* **Your goal**: Please restate every entry exactly. Leave out the pictures.

Extracted records
▶

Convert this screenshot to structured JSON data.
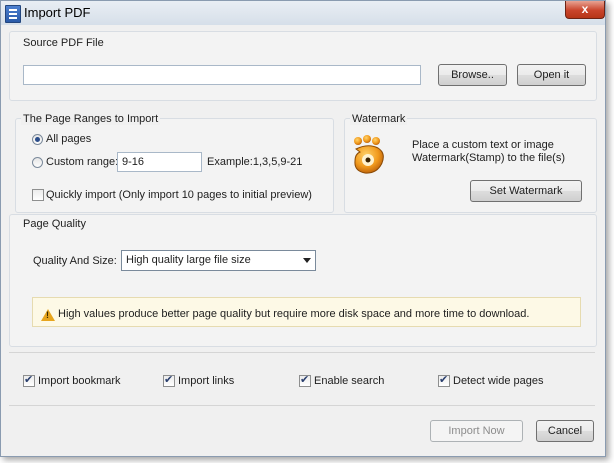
{
  "window": {
    "title": "Import PDF",
    "close_glyph": "x"
  },
  "source": {
    "group_title": "Source PDF File",
    "path_value": "",
    "browse_label": "Browse..",
    "open_label": "Open it"
  },
  "ranges": {
    "group_title": "The Page Ranges to Import",
    "all_pages_label": "All pages",
    "all_pages_selected": true,
    "custom_label": "Custom range:",
    "custom_value": "9-16",
    "example_text": "Example:1,3,5,9-21",
    "quick_label": "Quickly import (Only import 10 pages to  initial  preview)",
    "quick_checked": false
  },
  "watermark": {
    "group_title": "Watermark",
    "description_line1": "Place a custom text or image",
    "description_line2": "Watermark(Stamp) to the file(s)",
    "button_label": "Set Watermark",
    "icon": "gimp-mascot-icon"
  },
  "quality": {
    "group_title": "Page Quality",
    "label": "Quality And Size:",
    "selected_option": "High quality large file size",
    "info_text": "High values produce better page quality but require more disk space and more time to download."
  },
  "options": [
    {
      "label": "Import bookmark",
      "checked": true
    },
    {
      "label": "Import links",
      "checked": true
    },
    {
      "label": "Enable search",
      "checked": true
    },
    {
      "label": "Detect wide pages",
      "checked": true
    }
  ],
  "footer": {
    "import_label": "Import Now",
    "cancel_label": "Cancel"
  },
  "colors": {
    "accent": "#2b4d8a",
    "warning": "#e7a51e",
    "info_bg": "#fdf9e6"
  }
}
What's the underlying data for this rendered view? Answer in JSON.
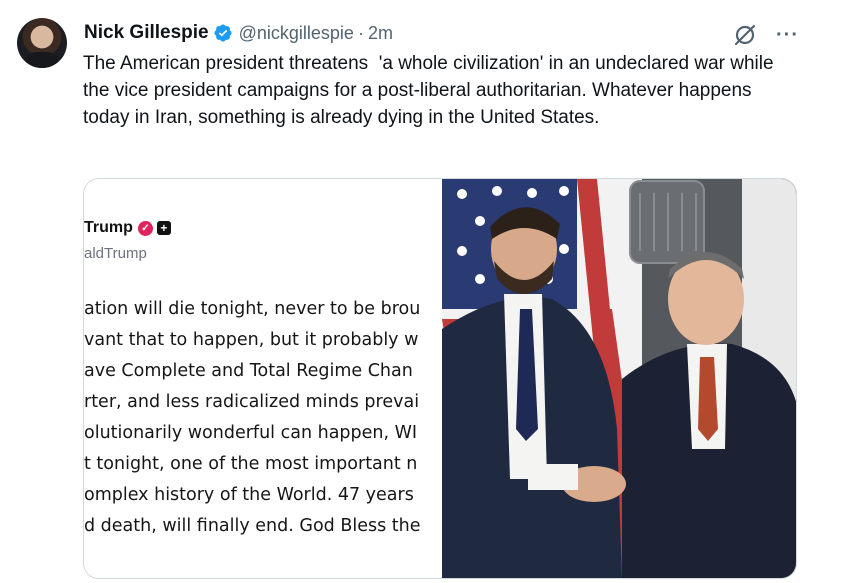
{
  "tweet": {
    "display_name": "Nick Gillespie",
    "handle": "@nickgillespie",
    "separator": "·",
    "time": "2m",
    "text": "The American president threatens  'a whole civilization' in an undeclared war while the vice president campaigns for a post-liberal authoritarian. Whatever happens today in Iran, something is already dying in the United States.",
    "more_label": "···"
  },
  "colors": {
    "verified_blue": "#1d9bf0",
    "text": "#0f1419",
    "secondary": "#536471",
    "border": "#cfd9de"
  },
  "icons": [
    "verified-badge-icon",
    "grok-icon",
    "more-icon"
  ],
  "media": {
    "screenshot": {
      "name": "Trump",
      "plus_label": "+",
      "handle": "aldTrump",
      "lines": [
        "ation will die tonight, never to be brou",
        "vant that to happen, but it probably w",
        "ave Complete and Total Regime Chan",
        "rter, and less radicalized minds prevai",
        "olutionarily wonderful can happen, WI",
        "t tonight, one of the most important n",
        "omplex history of the World. 47 years",
        "d death, will finally end. God Bless the"
      ]
    }
  }
}
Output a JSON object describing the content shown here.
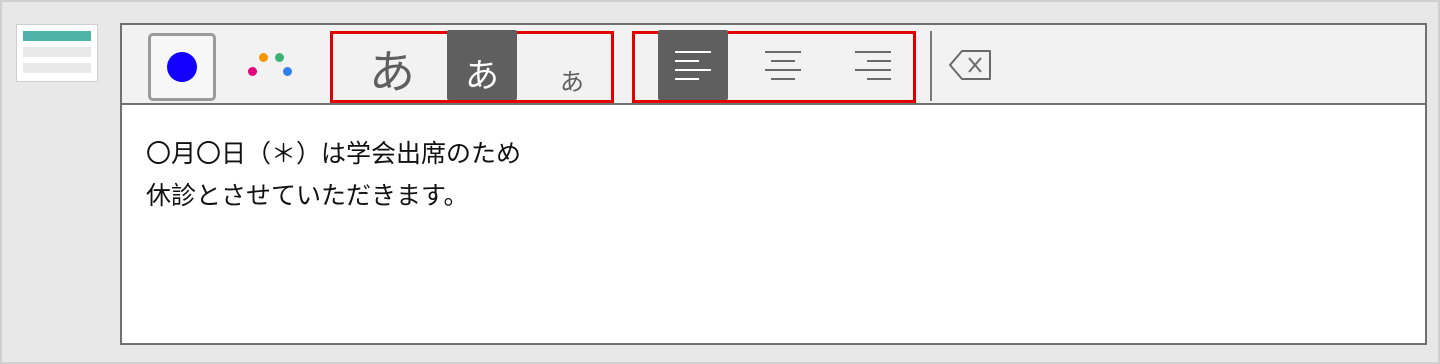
{
  "thumbnail": {
    "icon": "layout-thumbnail-icon",
    "colors": [
      "#4fb3a9",
      "#e9e9e9",
      "#e9e9e9"
    ]
  },
  "toolbar": {
    "color_button": {
      "icon": "color-swatch-icon",
      "color": "#1300ff"
    },
    "palette_button": {
      "icon": "palette-dots-icon",
      "colors": [
        "#f39800",
        "#3cb371",
        "#e4007f",
        "#2f80ed"
      ]
    },
    "text_size": {
      "options": [
        {
          "label": "あ",
          "size": "large",
          "active": false
        },
        {
          "label": "あ",
          "size": "medium",
          "active": true
        },
        {
          "label": "あ",
          "size": "small",
          "active": false
        }
      ],
      "highlight_color": "#e00000"
    },
    "alignment": {
      "options": [
        {
          "icon": "align-left-icon",
          "active": true
        },
        {
          "icon": "align-center-icon",
          "active": false
        },
        {
          "icon": "align-right-icon",
          "active": false
        }
      ],
      "highlight_color": "#e00000"
    },
    "backspace_button": {
      "icon": "backspace-icon"
    }
  },
  "content": {
    "lines": [
      "〇月〇日（＊）は学会出席のため",
      "休診とさせていただきます。"
    ]
  }
}
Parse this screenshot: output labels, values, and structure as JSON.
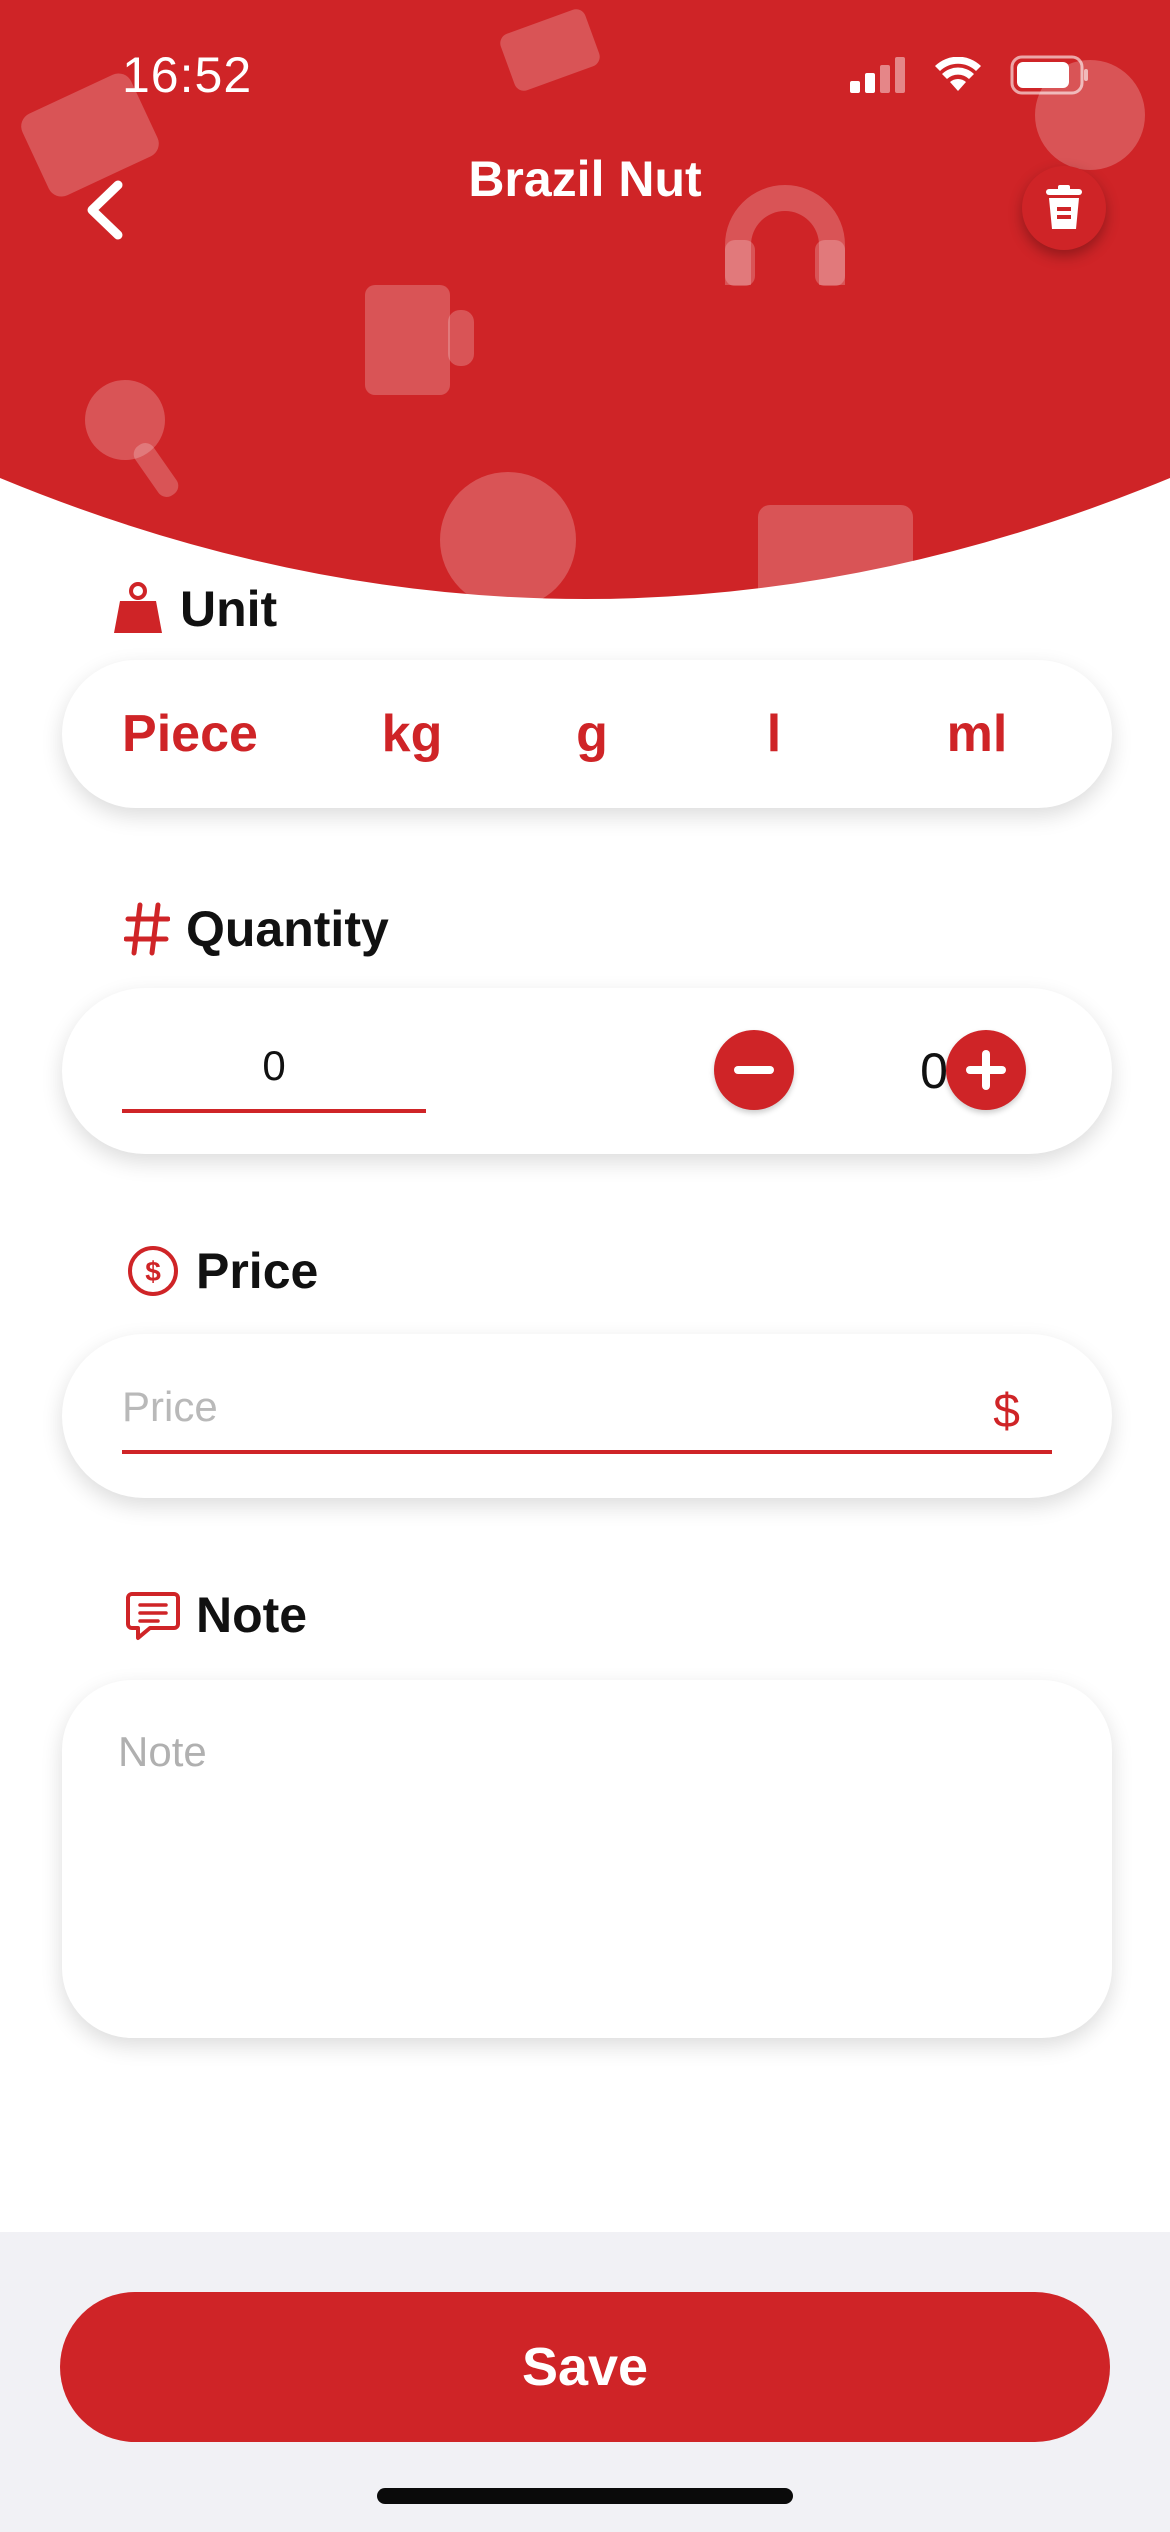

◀

* **Response to the exercise**:
Convert this screenshot to structured JSON data.
{
  "window": {
    "title": "Import PDF",
    "close_glyph": "x"
  },
  "source": {
    "group_title": "Source PDF File",
    "path_value": "",
    "browse_label": "Browse..",
    "open_label": "Open it"
  },
  "ranges": {
    "group_title": "The Page Ranges to Import",
    "all_pages_label": "All pages",
    "all_pages_selected": true,
    "custom_label": "Custom range:",
    "custom_value": "9-16",
    "example_text": "Example:1,3,5,9-21",
    "quick_label": "Quickly import (Only import 10 pages to  initial  preview)",
    "quick_checked": false
  },
  "watermark": {
    "group_title": "Watermark",
    "description_line1": "Place a custom text or image",
    "description_line2": "Watermark(Stamp) to the file(s)",
    "button_label": "Set Watermark",
    "icon": "gimp-mascot-icon"
  },
  "quality": {
    "group_title": "Page Quality",
    "label": "Quality And Size:",
    "selected_option": "High quality large file size",
    "info_text": "High values produce better page quality but require more disk space and more time to download."
  },
  "options": [
    {
      "label": "Import bookmark",
      "checked": true
    },
    {
      "label": "Import links",
      "checked": true
    },
    {
      "label": "Enable search",
      "checked": true
    },
    {
      "label": "Detect wide pages",
      "checked": true
    }
  ],
  "footer": {
    "import_label": "Import Now",
    "cancel_label": "Cancel"
  },
  "colors": {
    "accent": "#2b4d8a",
    "warning": "#e7a51e",
    "info_bg": "#fdf9e6"
  }
}
What's the underlying data for this rendered view? Answer in JSON.
{
  "tweet": {
    "display_name": "Nick Gillespie",
    "handle": "@nickgillespie",
    "separator": "·",
    "time": "2m",
    "text": "The American president threatens  'a whole civilization' in an undeclared war while the vice president campaigns for a post-liberal authoritarian. Whatever happens today in Iran, something is already dying in the United States.",
    "more_label": "···"
  },
  "colors": {
    "verified_blue": "#1d9bf0",
    "text": "#0f1419",
    "secondary": "#536471",
    "border": "#cfd9de"
  },
  "icons": [
    "verified-badge-icon",
    "grok-icon",
    "more-icon"
  ],
  "media": {
    "screenshot": {
      "name": "Trump",
      "plus_label": "+",
      "handle": "aldTrump",
      "lines": [
        "ation will die tonight, never to be brou",
        "vant that to happen, but it probably w",
        "ave Complete and Total Regime Chan",
        "rter, and less radicalized minds prevai",
        "olutionarily wonderful can happen, WI",
        "t tonight, one of the most important n",
        "omplex history of the World. 47 years",
        "d death, will finally end. God Bless the"
      ]
    }
  }
}
Output a JSON object describing the content shown here.
{
  "thumbnail": {
    "icon": "layout-thumbnail-icon",
    "colors": [
      "#4fb3a9",
      "#e9e9e9",
      "#e9e9e9"
    ]
  },
  "toolbar": {
    "color_button": {
      "icon": "color-swatch-icon",
      "color": "#1300ff"
    },
    "palette_button": {
      "icon": "palette-dots-icon",
      "colors": [
        "#f39800",
        "#3cb371",
        "#e4007f",
        "#2f80ed"
      ]
    },
    "text_size": {
      "options": [
        {
          "label": "あ",
          "size": "large",
          "active": false
        },
        {
          "label": "あ",
          "size": "medium",
          "active": true
        },
        {
          "label": "あ",
          "size": "small",
          "active": false
        }
      ],
      "highlight_color": "#e00000"
    },
    "alignment": {
      "options": [
        {
          "icon": "align-left-icon",
          "active": true
        },
        {
          "icon": "align-center-icon",
          "active": false
        },
        {
          "icon": "align-right-icon",
          "active": false
        }
      ],
      "highlight_color": "#e00000"
    },
    "backspace_button": {
      "icon": "backspace-icon"
    }
  },
  "content": {
    "lines": [
      "〇月〇日（＊）は学会出席のため",
      "休診とさせていただきます。"
    ]
  }
}
Parse this screenshot: output labels, values, and structure as JSON.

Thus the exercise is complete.